> Problem statement: Return every record below exactly as given, images excluded.
====================
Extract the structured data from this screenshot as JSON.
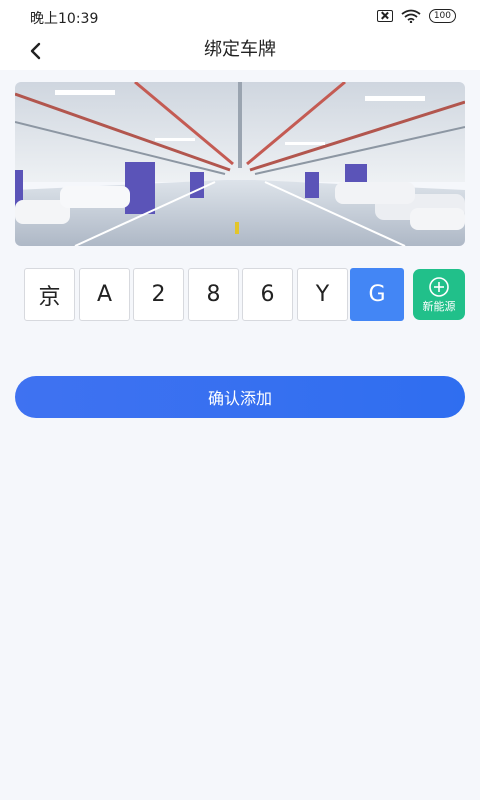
{
  "status_bar": {
    "time": "晚上10:39",
    "battery": "100"
  },
  "header": {
    "title": "绑定车牌"
  },
  "banner": {
    "icon": "parking-garage-photo"
  },
  "plate": {
    "chars": [
      "京",
      "A",
      "2",
      "8",
      "6",
      "Y",
      "G"
    ],
    "active_index": 6,
    "new_energy_label": "新能源"
  },
  "actions": {
    "confirm_label": "确认添加"
  },
  "colors": {
    "accent": "#4386f5",
    "green": "#21c08a",
    "button": "#3a70f0",
    "background": "#f5f7fb"
  }
}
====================
> Answer to the problem:
Extract the structured data from this screenshot as JSON.
{
  "status_bar": {
    "time": "晚上10:39",
    "battery": "100"
  },
  "header": {
    "title": "绑定车牌"
  },
  "banner": {
    "icon": "parking-garage-photo"
  },
  "plate": {
    "chars": [
      "京",
      "A",
      "2",
      "8",
      "6",
      "Y",
      "G"
    ],
    "active_index": 6,
    "new_energy_label": "新能源"
  },
  "actions": {
    "confirm_label": "确认添加"
  },
  "colors": {
    "accent": "#4386f5",
    "green": "#21c08a",
    "button": "#3a70f0",
    "background": "#f5f7fb"
  }
}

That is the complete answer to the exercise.